(DESCRIPTION OF THE TASK) Upon reaching the line containing "Decode this image", output that line and all remaining lines exactly, through the end of the entries, and output nothing before it.
+++ EXCERPTED RECORDS +++
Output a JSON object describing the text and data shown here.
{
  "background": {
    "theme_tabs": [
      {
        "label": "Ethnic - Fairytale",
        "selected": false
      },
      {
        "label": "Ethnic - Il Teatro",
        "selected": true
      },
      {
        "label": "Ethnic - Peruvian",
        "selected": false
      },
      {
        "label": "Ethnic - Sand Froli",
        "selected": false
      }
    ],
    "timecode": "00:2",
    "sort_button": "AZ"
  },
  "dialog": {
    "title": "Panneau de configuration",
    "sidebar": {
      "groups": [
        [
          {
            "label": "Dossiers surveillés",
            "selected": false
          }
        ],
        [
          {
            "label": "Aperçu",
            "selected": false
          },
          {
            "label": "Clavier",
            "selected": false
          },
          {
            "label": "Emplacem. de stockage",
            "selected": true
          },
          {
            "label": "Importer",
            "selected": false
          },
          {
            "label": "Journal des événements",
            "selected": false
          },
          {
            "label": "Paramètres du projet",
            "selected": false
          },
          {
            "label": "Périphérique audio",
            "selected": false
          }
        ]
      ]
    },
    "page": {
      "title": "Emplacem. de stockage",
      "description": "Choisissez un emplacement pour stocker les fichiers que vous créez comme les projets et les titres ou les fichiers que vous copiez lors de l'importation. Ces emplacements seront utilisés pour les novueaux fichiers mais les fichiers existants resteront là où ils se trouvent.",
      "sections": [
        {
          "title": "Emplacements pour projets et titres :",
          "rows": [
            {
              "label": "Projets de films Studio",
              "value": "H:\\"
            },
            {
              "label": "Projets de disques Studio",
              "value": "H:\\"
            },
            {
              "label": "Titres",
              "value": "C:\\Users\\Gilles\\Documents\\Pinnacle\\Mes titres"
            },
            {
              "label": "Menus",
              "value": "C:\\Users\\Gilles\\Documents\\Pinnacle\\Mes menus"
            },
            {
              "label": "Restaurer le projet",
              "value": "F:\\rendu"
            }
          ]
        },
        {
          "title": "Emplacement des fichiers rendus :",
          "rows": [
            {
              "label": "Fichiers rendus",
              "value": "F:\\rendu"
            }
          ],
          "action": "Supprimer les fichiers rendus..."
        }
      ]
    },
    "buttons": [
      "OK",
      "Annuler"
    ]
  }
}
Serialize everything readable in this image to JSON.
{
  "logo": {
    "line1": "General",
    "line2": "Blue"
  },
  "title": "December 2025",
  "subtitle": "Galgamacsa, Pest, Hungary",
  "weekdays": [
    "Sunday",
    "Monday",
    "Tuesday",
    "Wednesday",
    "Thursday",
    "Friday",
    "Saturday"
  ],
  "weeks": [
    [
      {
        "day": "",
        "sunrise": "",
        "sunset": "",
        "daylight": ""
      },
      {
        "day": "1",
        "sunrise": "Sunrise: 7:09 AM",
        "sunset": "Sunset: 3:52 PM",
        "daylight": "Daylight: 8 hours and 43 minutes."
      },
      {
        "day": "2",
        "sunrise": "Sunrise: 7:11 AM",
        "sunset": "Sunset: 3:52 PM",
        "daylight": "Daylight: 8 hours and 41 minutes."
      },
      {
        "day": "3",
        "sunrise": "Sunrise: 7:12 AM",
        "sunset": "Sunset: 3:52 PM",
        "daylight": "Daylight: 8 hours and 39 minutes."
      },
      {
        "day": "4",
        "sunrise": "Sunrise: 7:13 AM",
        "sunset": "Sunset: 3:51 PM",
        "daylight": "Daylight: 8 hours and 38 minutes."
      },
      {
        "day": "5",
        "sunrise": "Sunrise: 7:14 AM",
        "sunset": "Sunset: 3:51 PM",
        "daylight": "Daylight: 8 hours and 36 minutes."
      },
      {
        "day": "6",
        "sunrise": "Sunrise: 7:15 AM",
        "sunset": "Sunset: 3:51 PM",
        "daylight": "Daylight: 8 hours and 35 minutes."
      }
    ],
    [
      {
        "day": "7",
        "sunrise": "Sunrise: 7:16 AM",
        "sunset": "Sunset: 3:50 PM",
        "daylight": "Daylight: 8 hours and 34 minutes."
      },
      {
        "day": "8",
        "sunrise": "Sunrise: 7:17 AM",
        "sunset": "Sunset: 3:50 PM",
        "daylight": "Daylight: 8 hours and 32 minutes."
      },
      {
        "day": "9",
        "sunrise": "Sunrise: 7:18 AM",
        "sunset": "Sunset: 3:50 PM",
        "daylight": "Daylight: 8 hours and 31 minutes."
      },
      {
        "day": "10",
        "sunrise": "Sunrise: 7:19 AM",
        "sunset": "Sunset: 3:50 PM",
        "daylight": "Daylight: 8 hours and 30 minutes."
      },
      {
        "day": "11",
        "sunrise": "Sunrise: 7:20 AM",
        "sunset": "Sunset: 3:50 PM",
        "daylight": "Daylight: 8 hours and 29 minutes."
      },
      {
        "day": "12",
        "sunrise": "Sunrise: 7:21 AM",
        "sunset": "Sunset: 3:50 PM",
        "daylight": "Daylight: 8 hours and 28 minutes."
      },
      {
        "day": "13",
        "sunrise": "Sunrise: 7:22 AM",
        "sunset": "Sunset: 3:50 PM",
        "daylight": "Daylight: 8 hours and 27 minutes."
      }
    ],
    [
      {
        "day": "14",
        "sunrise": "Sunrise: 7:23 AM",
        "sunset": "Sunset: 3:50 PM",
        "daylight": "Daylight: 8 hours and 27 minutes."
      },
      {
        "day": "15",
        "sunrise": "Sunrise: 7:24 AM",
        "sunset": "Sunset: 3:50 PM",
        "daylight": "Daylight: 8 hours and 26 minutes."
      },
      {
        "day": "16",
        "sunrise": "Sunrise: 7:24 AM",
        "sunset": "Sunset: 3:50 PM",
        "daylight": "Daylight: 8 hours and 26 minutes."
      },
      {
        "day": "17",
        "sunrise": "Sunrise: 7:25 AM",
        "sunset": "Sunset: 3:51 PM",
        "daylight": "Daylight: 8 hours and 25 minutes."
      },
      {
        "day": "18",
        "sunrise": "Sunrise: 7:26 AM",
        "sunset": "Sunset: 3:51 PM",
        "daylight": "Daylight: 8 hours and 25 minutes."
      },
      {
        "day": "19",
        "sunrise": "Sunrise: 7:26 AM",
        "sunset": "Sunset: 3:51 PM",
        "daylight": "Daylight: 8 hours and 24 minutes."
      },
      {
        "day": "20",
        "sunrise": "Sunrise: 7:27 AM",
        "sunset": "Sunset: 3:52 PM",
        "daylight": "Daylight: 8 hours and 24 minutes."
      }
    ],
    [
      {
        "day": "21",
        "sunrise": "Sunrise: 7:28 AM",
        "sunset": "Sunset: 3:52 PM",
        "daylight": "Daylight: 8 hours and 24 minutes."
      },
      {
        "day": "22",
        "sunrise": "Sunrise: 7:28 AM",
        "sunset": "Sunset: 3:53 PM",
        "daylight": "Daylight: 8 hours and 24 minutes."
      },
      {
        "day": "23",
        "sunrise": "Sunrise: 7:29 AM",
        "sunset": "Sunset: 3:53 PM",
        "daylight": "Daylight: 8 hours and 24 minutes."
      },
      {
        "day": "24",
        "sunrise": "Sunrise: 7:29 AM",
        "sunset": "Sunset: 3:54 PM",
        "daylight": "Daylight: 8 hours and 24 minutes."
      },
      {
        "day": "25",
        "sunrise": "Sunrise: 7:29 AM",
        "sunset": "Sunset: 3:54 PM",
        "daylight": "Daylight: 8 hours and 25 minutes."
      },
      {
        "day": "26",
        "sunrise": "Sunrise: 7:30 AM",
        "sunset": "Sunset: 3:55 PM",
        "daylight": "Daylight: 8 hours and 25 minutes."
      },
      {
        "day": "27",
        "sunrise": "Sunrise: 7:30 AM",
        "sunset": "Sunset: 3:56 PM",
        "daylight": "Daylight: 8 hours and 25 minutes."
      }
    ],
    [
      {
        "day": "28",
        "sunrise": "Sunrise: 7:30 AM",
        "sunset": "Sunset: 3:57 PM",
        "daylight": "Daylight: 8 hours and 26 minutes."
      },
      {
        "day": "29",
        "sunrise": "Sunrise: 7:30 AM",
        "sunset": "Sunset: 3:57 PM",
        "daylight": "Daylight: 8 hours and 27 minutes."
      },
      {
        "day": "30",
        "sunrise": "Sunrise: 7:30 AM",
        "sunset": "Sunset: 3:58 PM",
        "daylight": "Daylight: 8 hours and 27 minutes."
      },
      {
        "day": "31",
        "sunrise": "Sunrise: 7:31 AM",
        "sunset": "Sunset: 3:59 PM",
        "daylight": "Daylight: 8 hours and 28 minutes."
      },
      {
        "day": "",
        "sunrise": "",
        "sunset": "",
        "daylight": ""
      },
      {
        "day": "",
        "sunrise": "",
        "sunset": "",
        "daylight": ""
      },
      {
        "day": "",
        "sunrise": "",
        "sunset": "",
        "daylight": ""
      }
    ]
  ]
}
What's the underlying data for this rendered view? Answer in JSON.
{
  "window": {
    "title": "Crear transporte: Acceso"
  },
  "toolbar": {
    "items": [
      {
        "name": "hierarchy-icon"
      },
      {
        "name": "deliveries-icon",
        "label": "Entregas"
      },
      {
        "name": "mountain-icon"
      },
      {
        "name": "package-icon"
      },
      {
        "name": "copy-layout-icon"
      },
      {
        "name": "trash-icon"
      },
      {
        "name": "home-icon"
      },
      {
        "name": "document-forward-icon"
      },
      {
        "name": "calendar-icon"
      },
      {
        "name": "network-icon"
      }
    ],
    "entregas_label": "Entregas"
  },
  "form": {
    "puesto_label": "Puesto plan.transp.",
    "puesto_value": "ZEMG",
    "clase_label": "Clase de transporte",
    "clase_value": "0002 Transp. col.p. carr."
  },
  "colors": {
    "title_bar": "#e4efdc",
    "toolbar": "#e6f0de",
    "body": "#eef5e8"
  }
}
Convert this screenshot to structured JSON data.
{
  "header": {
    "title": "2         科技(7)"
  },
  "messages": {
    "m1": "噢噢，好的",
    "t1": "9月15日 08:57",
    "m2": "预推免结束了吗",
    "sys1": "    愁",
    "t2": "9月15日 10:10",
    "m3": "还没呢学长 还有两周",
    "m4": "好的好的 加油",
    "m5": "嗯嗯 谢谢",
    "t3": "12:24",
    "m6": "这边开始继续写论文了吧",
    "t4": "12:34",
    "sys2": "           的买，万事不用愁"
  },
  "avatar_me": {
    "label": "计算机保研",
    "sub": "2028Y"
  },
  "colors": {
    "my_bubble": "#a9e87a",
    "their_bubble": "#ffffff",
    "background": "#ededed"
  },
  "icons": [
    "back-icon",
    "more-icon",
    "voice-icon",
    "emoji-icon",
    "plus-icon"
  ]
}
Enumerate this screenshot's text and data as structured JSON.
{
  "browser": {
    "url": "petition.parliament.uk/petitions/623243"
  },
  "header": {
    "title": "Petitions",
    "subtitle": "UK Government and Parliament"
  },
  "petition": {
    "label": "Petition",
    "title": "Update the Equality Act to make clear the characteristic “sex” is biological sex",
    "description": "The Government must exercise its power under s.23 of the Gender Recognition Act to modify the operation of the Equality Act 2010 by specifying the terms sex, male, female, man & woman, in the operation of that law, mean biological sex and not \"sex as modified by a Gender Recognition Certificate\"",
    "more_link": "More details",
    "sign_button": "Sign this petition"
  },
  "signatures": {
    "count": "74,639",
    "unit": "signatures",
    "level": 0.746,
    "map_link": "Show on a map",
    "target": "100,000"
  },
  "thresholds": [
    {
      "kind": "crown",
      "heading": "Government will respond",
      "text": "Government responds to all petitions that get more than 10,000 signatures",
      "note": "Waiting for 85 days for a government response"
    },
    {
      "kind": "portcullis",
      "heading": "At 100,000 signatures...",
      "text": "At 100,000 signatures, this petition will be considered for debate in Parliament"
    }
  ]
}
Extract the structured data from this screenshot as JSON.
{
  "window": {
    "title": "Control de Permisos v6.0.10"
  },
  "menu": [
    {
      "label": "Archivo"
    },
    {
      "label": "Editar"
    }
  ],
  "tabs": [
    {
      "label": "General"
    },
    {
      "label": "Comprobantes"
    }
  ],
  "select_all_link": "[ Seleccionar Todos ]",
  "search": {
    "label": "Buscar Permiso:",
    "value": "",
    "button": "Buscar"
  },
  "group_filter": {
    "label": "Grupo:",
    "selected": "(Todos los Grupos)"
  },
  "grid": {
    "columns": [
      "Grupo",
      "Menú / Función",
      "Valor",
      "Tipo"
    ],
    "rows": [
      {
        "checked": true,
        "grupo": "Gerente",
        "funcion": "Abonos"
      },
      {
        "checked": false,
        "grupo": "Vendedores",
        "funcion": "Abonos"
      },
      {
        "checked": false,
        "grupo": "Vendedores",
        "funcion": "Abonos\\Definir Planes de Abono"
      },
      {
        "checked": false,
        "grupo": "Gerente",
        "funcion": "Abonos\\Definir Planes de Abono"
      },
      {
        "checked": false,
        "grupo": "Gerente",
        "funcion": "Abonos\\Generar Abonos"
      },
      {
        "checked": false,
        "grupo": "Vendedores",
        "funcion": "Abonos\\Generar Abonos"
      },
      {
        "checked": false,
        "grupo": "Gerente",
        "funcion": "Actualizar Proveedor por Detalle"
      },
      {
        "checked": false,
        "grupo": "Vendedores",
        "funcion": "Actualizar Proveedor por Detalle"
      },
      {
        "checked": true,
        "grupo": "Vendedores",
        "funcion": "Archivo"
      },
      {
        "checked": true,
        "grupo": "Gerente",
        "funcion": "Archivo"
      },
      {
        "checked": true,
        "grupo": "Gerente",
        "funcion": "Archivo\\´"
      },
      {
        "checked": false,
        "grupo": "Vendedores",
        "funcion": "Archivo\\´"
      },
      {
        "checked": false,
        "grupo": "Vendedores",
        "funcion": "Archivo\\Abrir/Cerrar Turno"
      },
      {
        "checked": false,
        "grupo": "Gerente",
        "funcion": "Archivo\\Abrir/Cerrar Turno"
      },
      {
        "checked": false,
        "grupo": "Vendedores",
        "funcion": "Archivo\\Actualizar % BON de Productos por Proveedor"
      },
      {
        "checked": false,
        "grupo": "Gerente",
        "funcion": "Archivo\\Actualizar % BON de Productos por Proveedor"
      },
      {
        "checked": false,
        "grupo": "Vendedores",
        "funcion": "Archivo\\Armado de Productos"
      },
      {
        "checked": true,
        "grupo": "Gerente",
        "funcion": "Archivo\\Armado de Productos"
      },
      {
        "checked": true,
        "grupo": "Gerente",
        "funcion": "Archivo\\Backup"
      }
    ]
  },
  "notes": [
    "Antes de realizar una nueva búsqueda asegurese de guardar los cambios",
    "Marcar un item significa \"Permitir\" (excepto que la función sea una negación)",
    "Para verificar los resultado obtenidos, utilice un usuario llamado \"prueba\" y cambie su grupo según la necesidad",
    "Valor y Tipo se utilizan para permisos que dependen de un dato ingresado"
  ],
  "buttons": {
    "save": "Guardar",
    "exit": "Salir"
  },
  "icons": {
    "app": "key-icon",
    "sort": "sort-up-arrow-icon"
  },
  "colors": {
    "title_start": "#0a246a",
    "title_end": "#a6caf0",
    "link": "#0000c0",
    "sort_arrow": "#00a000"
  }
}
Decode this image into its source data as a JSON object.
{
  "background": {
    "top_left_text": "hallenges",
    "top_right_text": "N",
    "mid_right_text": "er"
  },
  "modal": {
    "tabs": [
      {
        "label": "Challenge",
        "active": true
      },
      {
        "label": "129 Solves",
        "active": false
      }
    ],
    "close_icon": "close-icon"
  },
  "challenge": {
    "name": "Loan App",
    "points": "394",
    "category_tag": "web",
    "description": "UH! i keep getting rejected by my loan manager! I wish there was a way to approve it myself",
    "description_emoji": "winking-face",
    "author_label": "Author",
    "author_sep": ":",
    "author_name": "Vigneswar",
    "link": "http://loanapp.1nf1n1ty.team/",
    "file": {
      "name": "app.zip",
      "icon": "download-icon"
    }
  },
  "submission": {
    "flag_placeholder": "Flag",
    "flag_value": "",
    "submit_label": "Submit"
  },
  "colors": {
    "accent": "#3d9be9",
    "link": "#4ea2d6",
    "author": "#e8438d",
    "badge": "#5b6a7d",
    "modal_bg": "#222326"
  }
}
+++
(SOLUTION FOR THIS TASK)
Decode this image into its source data as a JSON object.
{
  "background": {
    "top_left_text": "hallenges",
    "top_right_text": "N",
    "mid_right_text": "er"
  },
  "modal": {
    "tabs": [
      {
        "label": "Challenge",
        "active": true
      },
      {
        "label": "129 Solves",
        "active": false
      }
    ],
    "close_icon": "close-icon"
  },
  "challenge": {
    "name": "Loan App",
    "points": "394",
    "category_tag": "web",
    "description": "UH! i keep getting rejected by my loan manager! I wish there was a way to approve it myself",
    "description_emoji": "winking-face",
    "author_label": "Author",
    "author_sep": ":",
    "author_name": "Vigneswar",
    "link": "http://loanapp.1nf1n1ty.team/",
    "file": {
      "name": "app.zip",
      "icon": "download-icon"
    }
  },
  "submission": {
    "flag_placeholder": "Flag",
    "flag_value": "",
    "submit_label": "Submit"
  },
  "colors": {
    "accent": "#3d9be9",
    "link": "#4ea2d6",
    "author": "#e8438d",
    "badge": "#5b6a7d",
    "modal_bg": "#222326"
  }
}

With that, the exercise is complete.